Lisa Adams: As It Appears To Be, a 54-minute documentary directed by Juri Koll, presents a portrait of an artist who forged an individual, burn-the-ships path. It shows why her work is unique. It shows why it has integrity. And it shows, if you take a long-term view of things, why it will resonate far beyond the era in which she made it.
The film's title comes from a longer quote: "Nothing is as it appears to be." By nothing she means things fucked up or not. She's not cynical; she's a poetic pragmatist. In her aviary of a studio she conducts her examination into the imperfection of life. There, she creates miraculous images that confer beauty onto urban dystopias and personal trials. Both the inquiry and the product are noble.

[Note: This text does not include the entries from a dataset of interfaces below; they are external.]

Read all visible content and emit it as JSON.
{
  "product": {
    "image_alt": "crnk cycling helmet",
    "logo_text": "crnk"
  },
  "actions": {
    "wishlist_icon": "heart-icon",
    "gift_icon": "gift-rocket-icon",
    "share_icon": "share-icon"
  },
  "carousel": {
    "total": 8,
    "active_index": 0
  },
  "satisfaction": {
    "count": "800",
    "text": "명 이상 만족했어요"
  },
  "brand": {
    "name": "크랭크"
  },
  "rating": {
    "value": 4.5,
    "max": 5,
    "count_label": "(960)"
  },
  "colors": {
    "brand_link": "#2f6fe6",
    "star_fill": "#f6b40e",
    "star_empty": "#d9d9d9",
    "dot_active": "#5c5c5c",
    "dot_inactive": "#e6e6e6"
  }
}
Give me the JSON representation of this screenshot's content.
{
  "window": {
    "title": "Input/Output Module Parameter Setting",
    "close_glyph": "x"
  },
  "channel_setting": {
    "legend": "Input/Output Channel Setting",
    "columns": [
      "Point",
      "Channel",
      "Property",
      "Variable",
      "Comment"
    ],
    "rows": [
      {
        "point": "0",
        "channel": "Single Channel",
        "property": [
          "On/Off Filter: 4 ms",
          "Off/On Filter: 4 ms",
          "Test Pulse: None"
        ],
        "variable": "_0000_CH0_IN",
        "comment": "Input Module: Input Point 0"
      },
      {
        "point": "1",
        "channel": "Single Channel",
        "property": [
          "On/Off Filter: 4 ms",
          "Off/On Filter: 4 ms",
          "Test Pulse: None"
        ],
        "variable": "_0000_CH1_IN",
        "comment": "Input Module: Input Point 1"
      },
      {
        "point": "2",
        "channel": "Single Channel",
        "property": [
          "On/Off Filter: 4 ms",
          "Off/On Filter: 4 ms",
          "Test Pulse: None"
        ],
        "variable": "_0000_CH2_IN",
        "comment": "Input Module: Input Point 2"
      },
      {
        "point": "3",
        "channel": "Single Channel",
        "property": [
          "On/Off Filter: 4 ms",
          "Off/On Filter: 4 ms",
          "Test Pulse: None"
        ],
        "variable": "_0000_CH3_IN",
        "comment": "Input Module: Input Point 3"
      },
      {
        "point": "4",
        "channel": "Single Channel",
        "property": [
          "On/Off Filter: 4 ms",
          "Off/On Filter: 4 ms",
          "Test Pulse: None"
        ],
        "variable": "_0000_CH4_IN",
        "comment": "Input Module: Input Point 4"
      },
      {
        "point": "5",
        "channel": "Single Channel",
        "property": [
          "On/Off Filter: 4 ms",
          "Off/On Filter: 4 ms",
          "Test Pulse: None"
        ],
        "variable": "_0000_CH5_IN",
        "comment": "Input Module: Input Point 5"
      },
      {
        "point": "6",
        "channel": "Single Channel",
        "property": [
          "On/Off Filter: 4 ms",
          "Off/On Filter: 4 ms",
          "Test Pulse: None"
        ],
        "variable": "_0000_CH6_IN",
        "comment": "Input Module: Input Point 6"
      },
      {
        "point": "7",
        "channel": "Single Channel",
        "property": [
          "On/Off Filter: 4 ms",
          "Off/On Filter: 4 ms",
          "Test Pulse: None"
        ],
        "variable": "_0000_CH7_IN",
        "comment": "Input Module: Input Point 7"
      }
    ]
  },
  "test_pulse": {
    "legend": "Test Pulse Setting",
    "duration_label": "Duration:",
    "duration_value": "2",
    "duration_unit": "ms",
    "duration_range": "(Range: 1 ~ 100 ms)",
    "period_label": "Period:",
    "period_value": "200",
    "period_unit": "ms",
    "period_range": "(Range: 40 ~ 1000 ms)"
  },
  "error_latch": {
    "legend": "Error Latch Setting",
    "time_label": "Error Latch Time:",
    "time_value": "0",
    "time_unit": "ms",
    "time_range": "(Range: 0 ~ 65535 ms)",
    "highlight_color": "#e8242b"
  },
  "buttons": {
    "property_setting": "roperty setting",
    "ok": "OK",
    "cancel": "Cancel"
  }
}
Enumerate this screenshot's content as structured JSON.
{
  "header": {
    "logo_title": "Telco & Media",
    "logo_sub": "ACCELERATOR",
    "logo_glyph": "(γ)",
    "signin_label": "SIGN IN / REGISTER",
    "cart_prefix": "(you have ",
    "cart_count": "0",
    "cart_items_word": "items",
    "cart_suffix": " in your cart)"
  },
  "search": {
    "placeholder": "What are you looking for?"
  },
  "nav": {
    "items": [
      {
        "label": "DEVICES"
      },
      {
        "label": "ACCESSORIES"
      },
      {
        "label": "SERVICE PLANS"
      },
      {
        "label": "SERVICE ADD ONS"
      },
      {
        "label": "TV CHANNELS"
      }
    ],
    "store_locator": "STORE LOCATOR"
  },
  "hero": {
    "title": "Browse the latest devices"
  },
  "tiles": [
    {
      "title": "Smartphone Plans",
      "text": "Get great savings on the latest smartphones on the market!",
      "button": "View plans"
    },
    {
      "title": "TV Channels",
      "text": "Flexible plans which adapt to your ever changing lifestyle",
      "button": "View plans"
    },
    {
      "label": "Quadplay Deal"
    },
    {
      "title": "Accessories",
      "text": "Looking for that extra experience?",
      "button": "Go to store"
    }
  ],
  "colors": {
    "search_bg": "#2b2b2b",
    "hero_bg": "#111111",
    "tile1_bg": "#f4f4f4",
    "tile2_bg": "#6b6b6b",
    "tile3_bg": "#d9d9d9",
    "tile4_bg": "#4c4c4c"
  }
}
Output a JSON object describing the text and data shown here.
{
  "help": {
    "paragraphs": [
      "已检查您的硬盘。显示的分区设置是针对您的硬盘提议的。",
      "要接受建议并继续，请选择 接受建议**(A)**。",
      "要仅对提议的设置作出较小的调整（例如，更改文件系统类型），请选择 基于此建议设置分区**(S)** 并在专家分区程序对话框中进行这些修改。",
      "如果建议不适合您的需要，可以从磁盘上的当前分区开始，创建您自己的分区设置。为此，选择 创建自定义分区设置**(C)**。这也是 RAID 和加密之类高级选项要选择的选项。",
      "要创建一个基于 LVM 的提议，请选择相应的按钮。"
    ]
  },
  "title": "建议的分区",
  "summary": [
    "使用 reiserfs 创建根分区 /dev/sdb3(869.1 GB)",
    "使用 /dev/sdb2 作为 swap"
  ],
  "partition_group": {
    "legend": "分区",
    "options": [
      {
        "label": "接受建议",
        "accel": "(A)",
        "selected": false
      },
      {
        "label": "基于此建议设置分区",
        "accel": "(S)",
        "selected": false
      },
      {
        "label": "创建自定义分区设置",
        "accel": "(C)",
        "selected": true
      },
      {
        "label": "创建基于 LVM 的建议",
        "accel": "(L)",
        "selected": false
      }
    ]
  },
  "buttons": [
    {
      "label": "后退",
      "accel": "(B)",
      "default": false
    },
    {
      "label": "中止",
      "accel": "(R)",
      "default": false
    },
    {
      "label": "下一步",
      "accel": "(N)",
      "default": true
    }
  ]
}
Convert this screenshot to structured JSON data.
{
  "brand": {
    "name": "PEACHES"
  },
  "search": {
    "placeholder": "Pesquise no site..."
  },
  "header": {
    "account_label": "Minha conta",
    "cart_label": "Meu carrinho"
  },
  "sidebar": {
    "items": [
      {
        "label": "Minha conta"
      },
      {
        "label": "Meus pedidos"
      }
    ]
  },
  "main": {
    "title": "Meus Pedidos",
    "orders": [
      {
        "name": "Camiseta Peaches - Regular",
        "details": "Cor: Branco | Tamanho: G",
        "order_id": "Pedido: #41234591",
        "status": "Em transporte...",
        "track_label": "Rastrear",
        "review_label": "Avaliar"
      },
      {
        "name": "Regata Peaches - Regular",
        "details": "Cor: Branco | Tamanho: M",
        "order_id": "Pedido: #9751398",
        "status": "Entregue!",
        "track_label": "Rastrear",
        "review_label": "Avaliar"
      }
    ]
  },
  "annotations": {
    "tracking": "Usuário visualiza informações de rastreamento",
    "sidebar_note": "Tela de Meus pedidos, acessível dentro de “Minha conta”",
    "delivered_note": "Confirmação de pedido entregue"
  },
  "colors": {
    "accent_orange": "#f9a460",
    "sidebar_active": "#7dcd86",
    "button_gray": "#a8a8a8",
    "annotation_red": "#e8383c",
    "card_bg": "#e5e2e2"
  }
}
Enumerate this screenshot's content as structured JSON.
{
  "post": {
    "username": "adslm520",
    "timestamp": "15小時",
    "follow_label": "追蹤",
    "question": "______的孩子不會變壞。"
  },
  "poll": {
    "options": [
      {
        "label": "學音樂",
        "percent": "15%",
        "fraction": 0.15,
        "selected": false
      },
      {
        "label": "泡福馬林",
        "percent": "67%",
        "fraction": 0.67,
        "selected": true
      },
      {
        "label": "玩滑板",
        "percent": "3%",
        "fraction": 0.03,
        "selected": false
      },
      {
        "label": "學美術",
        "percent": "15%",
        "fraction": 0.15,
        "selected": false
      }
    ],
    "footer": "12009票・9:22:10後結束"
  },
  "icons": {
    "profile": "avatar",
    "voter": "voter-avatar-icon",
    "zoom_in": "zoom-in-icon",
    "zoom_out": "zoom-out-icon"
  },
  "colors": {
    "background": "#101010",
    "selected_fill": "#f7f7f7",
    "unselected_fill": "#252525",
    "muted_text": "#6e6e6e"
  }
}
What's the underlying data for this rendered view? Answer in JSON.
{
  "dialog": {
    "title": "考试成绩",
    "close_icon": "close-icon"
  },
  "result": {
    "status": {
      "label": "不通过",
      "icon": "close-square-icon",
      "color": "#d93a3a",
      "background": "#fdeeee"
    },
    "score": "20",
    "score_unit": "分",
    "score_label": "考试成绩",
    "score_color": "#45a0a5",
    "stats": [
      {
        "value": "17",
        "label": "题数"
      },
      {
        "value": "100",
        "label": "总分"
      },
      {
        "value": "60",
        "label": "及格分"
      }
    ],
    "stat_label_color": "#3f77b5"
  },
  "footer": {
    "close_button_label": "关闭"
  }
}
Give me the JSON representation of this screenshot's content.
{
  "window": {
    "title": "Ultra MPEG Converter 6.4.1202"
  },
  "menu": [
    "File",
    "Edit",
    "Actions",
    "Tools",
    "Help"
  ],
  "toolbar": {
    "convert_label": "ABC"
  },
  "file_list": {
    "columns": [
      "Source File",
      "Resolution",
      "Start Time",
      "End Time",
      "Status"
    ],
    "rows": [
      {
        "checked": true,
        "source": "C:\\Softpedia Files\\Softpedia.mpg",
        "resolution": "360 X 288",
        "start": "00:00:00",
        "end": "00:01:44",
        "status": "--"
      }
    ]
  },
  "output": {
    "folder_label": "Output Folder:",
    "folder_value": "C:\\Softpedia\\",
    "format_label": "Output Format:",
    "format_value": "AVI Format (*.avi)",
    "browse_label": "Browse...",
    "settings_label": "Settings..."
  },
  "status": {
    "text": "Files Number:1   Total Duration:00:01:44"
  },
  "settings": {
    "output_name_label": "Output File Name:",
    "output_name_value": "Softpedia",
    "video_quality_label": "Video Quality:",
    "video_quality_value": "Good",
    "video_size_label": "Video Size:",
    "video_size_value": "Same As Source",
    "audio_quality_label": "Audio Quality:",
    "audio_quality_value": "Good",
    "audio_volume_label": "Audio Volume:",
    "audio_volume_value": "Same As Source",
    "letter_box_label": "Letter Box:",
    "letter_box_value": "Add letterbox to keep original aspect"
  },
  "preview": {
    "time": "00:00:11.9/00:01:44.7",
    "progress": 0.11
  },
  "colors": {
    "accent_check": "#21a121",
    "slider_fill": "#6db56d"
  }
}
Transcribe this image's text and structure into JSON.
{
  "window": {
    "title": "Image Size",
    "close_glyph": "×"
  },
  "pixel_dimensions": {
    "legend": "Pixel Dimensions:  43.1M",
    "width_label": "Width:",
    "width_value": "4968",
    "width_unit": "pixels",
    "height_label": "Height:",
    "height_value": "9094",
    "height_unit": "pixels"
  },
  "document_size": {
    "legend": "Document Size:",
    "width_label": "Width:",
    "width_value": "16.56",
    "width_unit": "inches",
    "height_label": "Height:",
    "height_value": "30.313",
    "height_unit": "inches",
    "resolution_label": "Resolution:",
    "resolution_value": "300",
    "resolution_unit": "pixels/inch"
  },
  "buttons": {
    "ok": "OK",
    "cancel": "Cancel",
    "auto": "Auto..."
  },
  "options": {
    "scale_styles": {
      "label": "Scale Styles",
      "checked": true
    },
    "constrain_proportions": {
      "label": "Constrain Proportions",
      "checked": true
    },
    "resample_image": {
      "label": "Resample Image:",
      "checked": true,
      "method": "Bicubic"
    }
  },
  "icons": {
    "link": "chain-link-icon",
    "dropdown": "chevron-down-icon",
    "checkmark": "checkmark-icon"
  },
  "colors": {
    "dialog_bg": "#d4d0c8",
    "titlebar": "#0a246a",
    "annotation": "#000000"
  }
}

The film grounds her paintings in specific geographical locales and life decisions. It includes scenes of her at work. It includes visits to the Los Angeles River. It includes drive-bys past local scrap yards, where, hilariously, she displays connoisseurship-like knowledge. We learn of her decision at the age of ten to become an artist. We learn of her stylistic and personal affinity with Vincent Van Gogh and Philip Guston. We learn of her heroic decision to continue to develop her already-successful art. We learn of the consequences of that decision. We learn of her Sophoclean plight at almost losing her vision. We learn of her decision to take sanctuary in her painting.
The film is peppered with comments by critics/curators Peter Frank and Shana Nys Dambrot, artist/musician Llyn Foulkes, and her gallerist Clyde Beswick. What emerges is a portrait of an artist who defied what was going on around her. Why? Because her art demanded it. As she burrows deeper and deeper into her work she shows, like the canary and the coal miner, how nothing is as it appears to be.
The most remarkable thing about the film is that these experiences didn't embitter her. Instead, she speaks with great serenity about what she's learned, what she's still learning. In fact, the only greater serenity is when she's painting. And there the silence is deafening.
The film appears one night only at 8 p.m., Friday, June 6, at the Crest Theatre, 1262 Westwood Boulevard, Los Angeles, CA 90024. Tickets are $12, available at the box office 30 minutes prior to the screening. For more information call (310) 470-1508 or visit www.crestwestwood.com.
A trailer for the film can be found here.